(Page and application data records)
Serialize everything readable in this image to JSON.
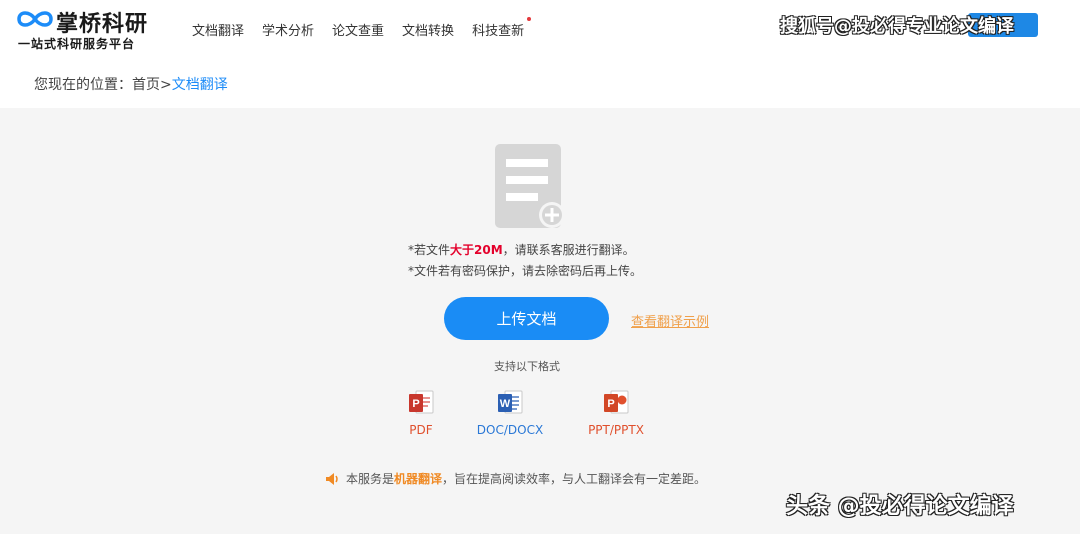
{
  "header": {
    "logo_name": "掌桥科研",
    "logo_slogan": "一站式科研服务平台",
    "nav": [
      "文档翻译",
      "学术分析",
      "论文查重",
      "文档转换",
      "科技查新"
    ],
    "overlay_text": "搜狐号@投必得专业论文编译"
  },
  "breadcrumb": {
    "prefix": "您现在的位置：",
    "home": "首页",
    "separator": ">",
    "current": "文档翻译"
  },
  "upload": {
    "note1_before": "*若文件",
    "note1_highlight": "大于20M",
    "note1_after": "，请联系客服进行翻译。",
    "note2": "*文件若有密码保护，请去除密码后再上传。",
    "button": "上传文档",
    "example_link": "查看翻译示例"
  },
  "formats": {
    "title": "支持以下格式",
    "items": [
      {
        "label": "PDF",
        "icon": "pdf-file-icon"
      },
      {
        "label": "DOC/DOCX",
        "icon": "word-file-icon"
      },
      {
        "label": "PPT/PPTX",
        "icon": "powerpoint-file-icon"
      }
    ]
  },
  "disclaimer": {
    "before": "本服务是",
    "highlight": "机器翻译",
    "after": "，旨在提高阅读效率，与人工翻译会有一定差距。"
  },
  "watermark": "头条 @投必得论文编译",
  "colors": {
    "primary": "#1a8cf5",
    "highlight_red": "#e4002b",
    "accent_orange": "#f08a24",
    "panel_bg": "#f5f5f5"
  }
}
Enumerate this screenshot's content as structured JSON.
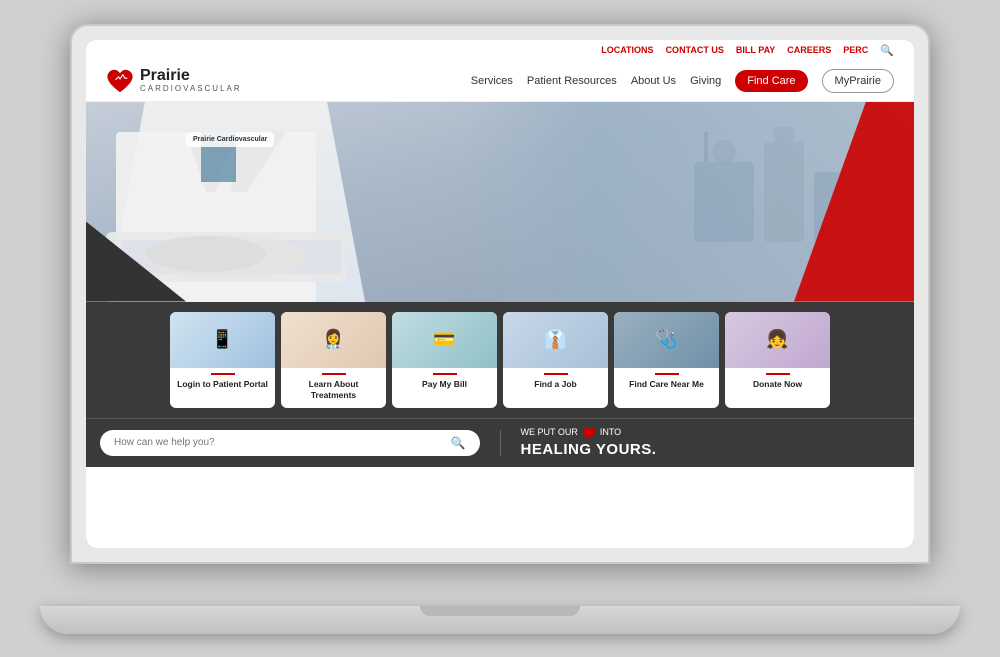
{
  "laptop": {
    "screen": {
      "topnav": {
        "links": [
          "LOCATIONS",
          "CONTACT US",
          "BILL PAY",
          "CAREERS",
          "PERC"
        ],
        "logo_main": "Prairie",
        "logo_sub": "CARDIOVASCULAR",
        "nav_items": [
          "Services",
          "Patient Resources",
          "About Us",
          "Giving"
        ],
        "btn_find_care": "Find Care",
        "btn_myp": "MyPrairie"
      },
      "search": {
        "placeholder": "How can we help you?"
      },
      "tagline": {
        "top": "WE PUT OUR",
        "bottom": "HEALING YOURS."
      },
      "action_cards": [
        {
          "label": "Login to Patient Portal",
          "icon": "📱"
        },
        {
          "label": "Learn About Treatments",
          "icon": "👩‍⚕️"
        },
        {
          "label": "Pay My Bill",
          "icon": "💳"
        },
        {
          "label": "Find a Job",
          "icon": "👔"
        },
        {
          "label": "Find Care Near Me",
          "icon": "🩺"
        },
        {
          "label": "Donate Now",
          "icon": "👧"
        }
      ],
      "branding_badge": "Prairie Cardiovascular"
    }
  }
}
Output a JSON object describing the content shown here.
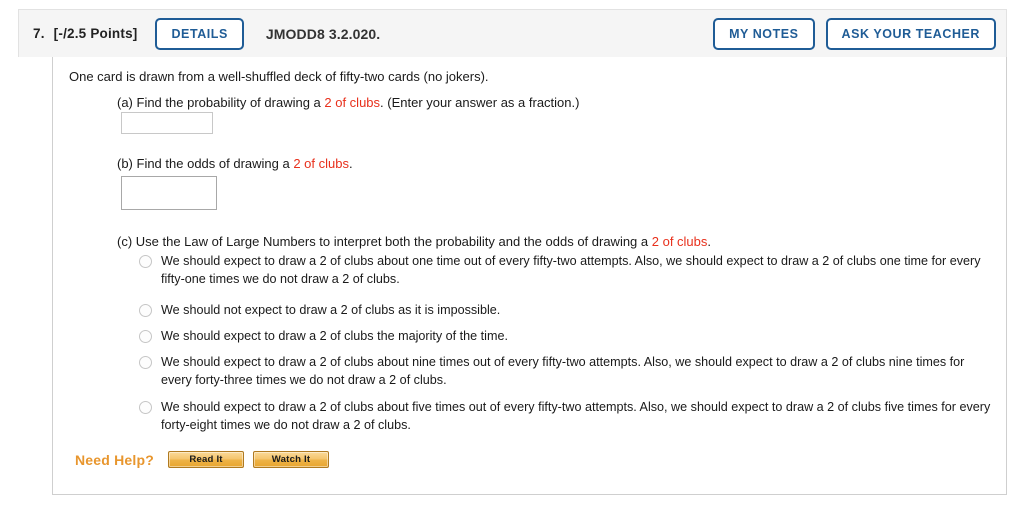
{
  "header": {
    "question_number": "7.",
    "points": "[-/2.5 Points]",
    "details_label": "DETAILS",
    "title": "JMODD8 3.2.020.",
    "my_notes_label": "MY NOTES",
    "ask_teacher_label": "ASK YOUR TEACHER"
  },
  "question": {
    "stem": "One card is drawn from a well-shuffled deck of fifty-two cards (no jokers).",
    "parts": {
      "a": {
        "prefix": "(a) Find the probability of drawing a ",
        "highlight": "2 of clubs",
        "suffix": ". (Enter your answer as a fraction.)",
        "input_value": "",
        "input_placeholder": ""
      },
      "b": {
        "prefix": "(b) Find the odds of drawing a ",
        "highlight": "2 of clubs",
        "suffix": ".",
        "input_value": "",
        "input_placeholder": ""
      },
      "c": {
        "prefix": "(c) Use the Law of Large Numbers to interpret both the probability and the odds of drawing a ",
        "highlight": "2 of clubs",
        "suffix": ".",
        "options": [
          "We should expect to draw a 2 of clubs about one time out of every fifty-two attempts. Also, we should expect to draw a 2 of clubs one time for every fifty-one times we do not draw a 2 of clubs.",
          "We should not expect to draw a 2 of clubs as it is impossible.",
          "We should expect to draw a 2 of clubs the majority of the time.",
          "We should expect to draw a 2 of clubs about nine times out of every fifty-two attempts. Also, we should expect to draw a 2 of clubs nine times for every forty-three times we do not draw a 2 of clubs.",
          "We should expect to draw a 2 of clubs about five times out of every fifty-two attempts. Also, we should expect to draw a 2 of clubs five times for every forty-eight times we do not draw a 2 of clubs."
        ]
      }
    }
  },
  "help": {
    "label": "Need Help?",
    "read_it_label": "Read It",
    "watch_it_label": "Watch It"
  },
  "colors": {
    "accent_blue": "#1f5c96",
    "highlight_red": "#e8301c",
    "help_orange": "#e8962e",
    "header_bg": "#f5f5f5"
  }
}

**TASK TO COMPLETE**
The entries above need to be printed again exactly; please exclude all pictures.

**EXERCISE RESPONSE**
Serialize everything readable in this image to JSON.
{
  "header": {
    "logo_name": "掌桥科研",
    "logo_slogan": "一站式科研服务平台",
    "nav": [
      "文档翻译",
      "学术分析",
      "论文查重",
      "文档转换",
      "科技查新"
    ],
    "overlay_text": "搜狐号@投必得专业论文编译"
  },
  "breadcrumb": {
    "prefix": "您现在的位置：",
    "home": "首页",
    "separator": ">",
    "current": "文档翻译"
  },
  "upload": {
    "note1_before": "*若文件",
    "note1_highlight": "大于20M",
    "note1_after": "，请联系客服进行翻译。",
    "note2": "*文件若有密码保护，请去除密码后再上传。",
    "button": "上传文档",
    "example_link": "查看翻译示例"
  },
  "formats": {
    "title": "支持以下格式",
    "items": [
      {
        "label": "PDF",
        "icon": "pdf-file-icon"
      },
      {
        "label": "DOC/DOCX",
        "icon": "word-file-icon"
      },
      {
        "label": "PPT/PPTX",
        "icon": "powerpoint-file-icon"
      }
    ]
  },
  "disclaimer": {
    "before": "本服务是",
    "highlight": "机器翻译",
    "after": "，旨在提高阅读效率，与人工翻译会有一定差距。"
  },
  "watermark": "头条 @投必得论文编译",
  "colors": {
    "primary": "#1a8cf5",
    "highlight_red": "#e4002b",
    "accent_orange": "#f08a24",
    "panel_bg": "#f5f5f5"
  }
}
Enumerate this screenshot's content as structured JSON.
{
  "laptop": {
    "screen": {
      "topnav": {
        "links": [
          "LOCATIONS",
          "CONTACT US",
          "BILL PAY",
          "CAREERS",
          "PERC"
        ],
        "logo_main": "Prairie",
        "logo_sub": "CARDIOVASCULAR",
        "nav_items": [
          "Services",
          "Patient Resources",
          "About Us",
          "Giving"
        ],
        "btn_find_care": "Find Care",
        "btn_myp": "MyPrairie"
      },
      "search": {
        "placeholder": "How can we help you?"
      },
      "tagline": {
        "top": "WE PUT OUR",
        "bottom": "HEALING YOURS."
      },
      "action_cards": [
        {
          "label": "Login to Patient Portal",
          "icon": "📱"
        },
        {
          "label": "Learn About Treatments",
          "icon": "👩‍⚕️"
        },
        {
          "label": "Pay My Bill",
          "icon": "💳"
        },
        {
          "label": "Find a Job",
          "icon": "👔"
        },
        {
          "label": "Find Care Near Me",
          "icon": "🩺"
        },
        {
          "label": "Donate Now",
          "icon": "👧"
        }
      ],
      "branding_badge": "Prairie Cardiovascular"
    }
  }
}
Output a JSON object describing the content shown here.
{
  "header": {
    "question_number": "7.",
    "points": "[-/2.5 Points]",
    "details_label": "DETAILS",
    "title": "JMODD8 3.2.020.",
    "my_notes_label": "MY NOTES",
    "ask_teacher_label": "ASK YOUR TEACHER"
  },
  "question": {
    "stem": "One card is drawn from a well-shuffled deck of fifty-two cards (no jokers).",
    "parts": {
      "a": {
        "prefix": "(a) Find the probability of drawing a ",
        "highlight": "2 of clubs",
        "suffix": ". (Enter your answer as a fraction.)",
        "input_value": "",
        "input_placeholder": ""
      },
      "b": {
        "prefix": "(b) Find the odds of drawing a ",
        "highlight": "2 of clubs",
        "suffix": ".",
        "input_value": "",
        "input_placeholder": ""
      },
      "c": {
        "prefix": "(c) Use the Law of Large Numbers to interpret both the probability and the odds of drawing a ",
        "highlight": "2 of clubs",
        "suffix": ".",
        "options": [
          "We should expect to draw a 2 of clubs about one time out of every fifty-two attempts. Also, we should expect to draw a 2 of clubs one time for every fifty-one times we do not draw a 2 of clubs.",
          "We should not expect to draw a 2 of clubs as it is impossible.",
          "We should expect to draw a 2 of clubs the majority of the time.",
          "We should expect to draw a 2 of clubs about nine times out of every fifty-two attempts. Also, we should expect to draw a 2 of clubs nine times for every forty-three times we do not draw a 2 of clubs.",
          "We should expect to draw a 2 of clubs about five times out of every fifty-two attempts. Also, we should expect to draw a 2 of clubs five times for every forty-eight times we do not draw a 2 of clubs."
        ]
      }
    }
  },
  "help": {
    "label": "Need Help?",
    "read_it_label": "Read It",
    "watch_it_label": "Watch It"
  },
  "colors": {
    "accent_blue": "#1f5c96",
    "highlight_red": "#e8301c",
    "help_orange": "#e8962e",
    "header_bg": "#f5f5f5"
  }
}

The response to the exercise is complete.